The future of the old Piggly Wiggly site between Highway 7 and Sam Rittenberg Boulevard is in limbo, but one thing should not be negotiable: The “suicide merge” at the intersection must be addressed.
All seem to agree that the present merge is a hair-raising hazard.
It’s dangerous, for example, to turn left from Highway 7 onto Orange Grove Road because doing so requires merging and crossing another lane of traffic in a very short distance.
Peter Shahid, the city councilman representing the area, says he went to the Charleston County transportation office to talk and saw several solutions that have been designed. Now is the time to move forward with the best one.
Mr. Shahid reasonably insists that any fixes should include safe pedestrian crossings from Northbridge Terrace, Charlestowne Estates, Sandhurst and other nearby neighborhoods.
He’s right about that for several reasons — primarily people’s safety, of course.
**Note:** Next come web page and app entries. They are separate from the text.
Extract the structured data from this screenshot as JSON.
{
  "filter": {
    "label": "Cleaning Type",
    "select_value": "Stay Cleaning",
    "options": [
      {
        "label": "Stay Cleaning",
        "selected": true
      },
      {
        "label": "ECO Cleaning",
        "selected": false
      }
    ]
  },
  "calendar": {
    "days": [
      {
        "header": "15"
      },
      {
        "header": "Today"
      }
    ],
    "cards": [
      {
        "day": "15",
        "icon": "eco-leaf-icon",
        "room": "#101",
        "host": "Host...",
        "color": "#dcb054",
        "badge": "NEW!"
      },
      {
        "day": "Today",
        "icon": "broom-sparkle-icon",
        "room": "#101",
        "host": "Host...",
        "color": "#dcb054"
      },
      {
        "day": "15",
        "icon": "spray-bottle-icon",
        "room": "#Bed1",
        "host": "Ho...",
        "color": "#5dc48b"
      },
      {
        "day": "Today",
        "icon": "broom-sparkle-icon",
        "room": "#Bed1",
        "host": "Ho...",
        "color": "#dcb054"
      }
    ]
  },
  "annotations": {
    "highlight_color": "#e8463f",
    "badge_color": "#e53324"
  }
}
But resolving that issue also could provide new possibilities for how the 2.2-acre “Pig” property would best be used.
The developer was hoping to build a gas station and convenience store there. Neighbors and Mr. Shahid opposed the idea strongly. They see the property as a gateway to Charleston from I-26 and say it should reflect that.
They want it to be a place where residents of nearby neighborhoods can walk and a sense of community can develop.
Mr. Shahid hopes that, if it is re-used in a way that the community embraces, the benefits will spread and result in community-friendly projects in other parts of West Ashley.
It could kickstart some of the West Ashley rejuvenation that Charleston Mayor John Tecklenburg and councilmembers promised during last year’s election campaign.
Judging from response to the Piggly Wiggly site plans, neighbors are eager to see new energy in their area.
Hack Ezell, president of the Sandhurst Civic Association, would like for a welcome center and farmers market to go there, or perhaps a hotel.
Mr. Shahid gets his inspiration from the redevelopment of Avondale on Savannah Highway. The city put in crosswalks, landscaping, and encouraged pedestrian-friendly businesses like restaurants and a coffee shop. It is very popular with area neighborhoods.
He likes the possibility of the Piggly Wiggly property incorporating a dog park, a coffee shop and a restaurant.
Both Mayor Tecklenburg and Mr. Shahid have met with neighborhoods to solicit their ideas for this and other projects.
Residents have said that West Ashley needs a facelift and more — it needs amenities that make the area feel more cohesive.
But people who live, work or pass through West Ashley also need to be safe. The “suicide merge” must be a priority.